High blood pressure due to Western lifestyle and diet.
The unique study* conducted using migrants on the Tokelau islands between 1967 and 1982 (the Tokelau Island Migrant Study) demonstrated that type 2 diabetes became more prevalent as a Western lifestyle and diet were adopted. (Type 2 diabetes due to Western lifestyle and diet) The study also demonstrated that there is a clear link between high blood pressure and a Western lifestyle, among both men and women. Incidences of both peak (systolic) and low (diastolic) blood pressure rose considerably. The blood pressure of men who migrated to New Zealand rose by 1 mm mmHg more than those who remained on Tokelau, while for women the figure stood at 0.4 mmHg per year.
Type 2 diabetes is on the rise due to a Western lifestyle and diet Diabetes was very rare on Tokelau.

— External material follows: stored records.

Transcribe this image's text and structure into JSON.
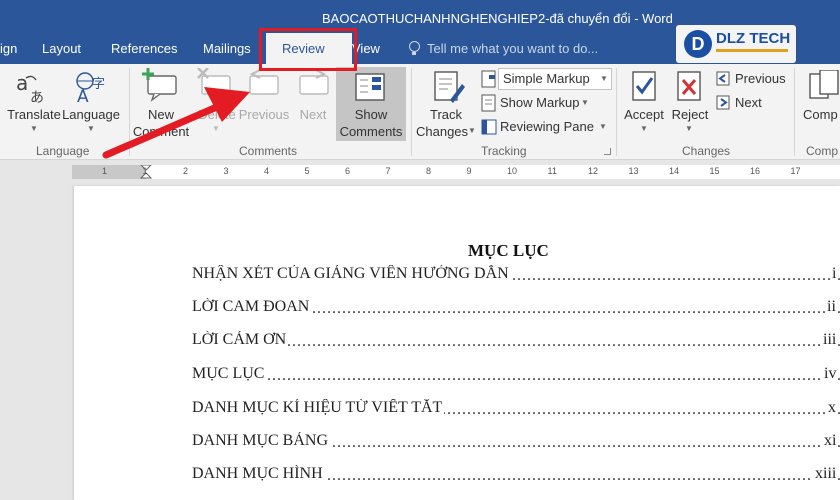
{
  "window": {
    "title": "BAOCAOTHUCHANHNGHENGHIEP2-đã chuyển đổi - Word"
  },
  "tabs": {
    "design": "ign",
    "layout": "Layout",
    "references": "References",
    "mailings": "Mailings",
    "review": "Review",
    "view": "View",
    "tell_me": "Tell me what you want to do..."
  },
  "logo": {
    "letter": "D",
    "text": "DLZ TECH"
  },
  "ribbon": {
    "language": {
      "translate": "Translate",
      "language": "Language",
      "group": "Language"
    },
    "comments": {
      "new_line1": "New",
      "new_line2": "Comment",
      "delete": "Delete",
      "previous": "Previous",
      "next": "Next",
      "show_line1": "Show",
      "show_line2": "Comments",
      "group": "Comments"
    },
    "tracking": {
      "track_line1": "Track",
      "track_line2": "Changes",
      "markup_select": "Simple Markup",
      "show_markup": "Show Markup",
      "reviewing_pane": "Reviewing Pane",
      "group": "Tracking"
    },
    "changes": {
      "accept": "Accept",
      "reject": "Reject",
      "previous": "Previous",
      "next": "Next",
      "group": "Changes"
    },
    "compare": {
      "label": "Comp",
      "group": "Comp"
    }
  },
  "ruler": {
    "numbers": [
      "1",
      "1",
      "2",
      "3",
      "4",
      "5",
      "6",
      "7",
      "8",
      "9",
      "10",
      "11",
      "12",
      "13",
      "14",
      "15",
      "16",
      "17"
    ]
  },
  "document": {
    "toc_title": "MỤC LỤC",
    "toc": [
      {
        "label": "NHẬN XÉT CỦA GIẢNG VIÊN HƯỚNG DẪN",
        "page": "i"
      },
      {
        "label": "LỜI CAM ĐOAN",
        "page": "ii"
      },
      {
        "label": "LỜI CẢM ƠN",
        "page": "iii"
      },
      {
        "label": "MỤC LỤC",
        "page": "iv"
      },
      {
        "label": "DANH MỤC KÍ HIỆU TỪ VIẾT TẮT",
        "page": "x"
      },
      {
        "label": "DANH MỤC BẢNG",
        "page": "xi"
      },
      {
        "label": "DANH MỤC HÌNH",
        "page": "xiii"
      }
    ]
  },
  "colors": {
    "word_blue": "#2b579a",
    "highlight_red": "#e31b23"
  }
}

A study** performed on Tokelau Island migrants between 1967 and 1982 (the Tokelau Island Migrant Study) shows us the consequences of urbanisation in relation to type 2 diabetes (late-onset diabetes). Life on Tokelau was very traditional and the Western world had little influence upon it. The inhabitants were dependent on coconuts and small-scale fishing – a very one-sided diet (coconut oil, grated coconut and coconut cream), albeit they were sufficiently active. Diabetes mellitus (type 2 or late-onset diabetes) was very rare. But as the influence of the West upon the islands increased, incidences of the lifestyle disease type 2 diabetes also gradually increased, rising from 3 persons per 100 islanders in 1968 to 14.3 persons in 1982. The group of islanders that left for New Zealand also saw a rise in sufferers, from 7.4 to 19.9 out of every 100. Diabetes was more prevalent in women than in men in both groups.
*Source: Epidemiologic reviews (Oxford journals) (1983), 291-301, JG Joseph, IAM Prior, CE Salmond, D Stanley, The Johns Hopkins University of Hygiene and Public Health
**Source: Diabetologia (1989) 323: 585-590, T Østbye, TJ Welby, IAM Prior, CE Salmond, YM Stoke, University of Western Ontario, Canada en Wellington Hospital Wellington, New Zealand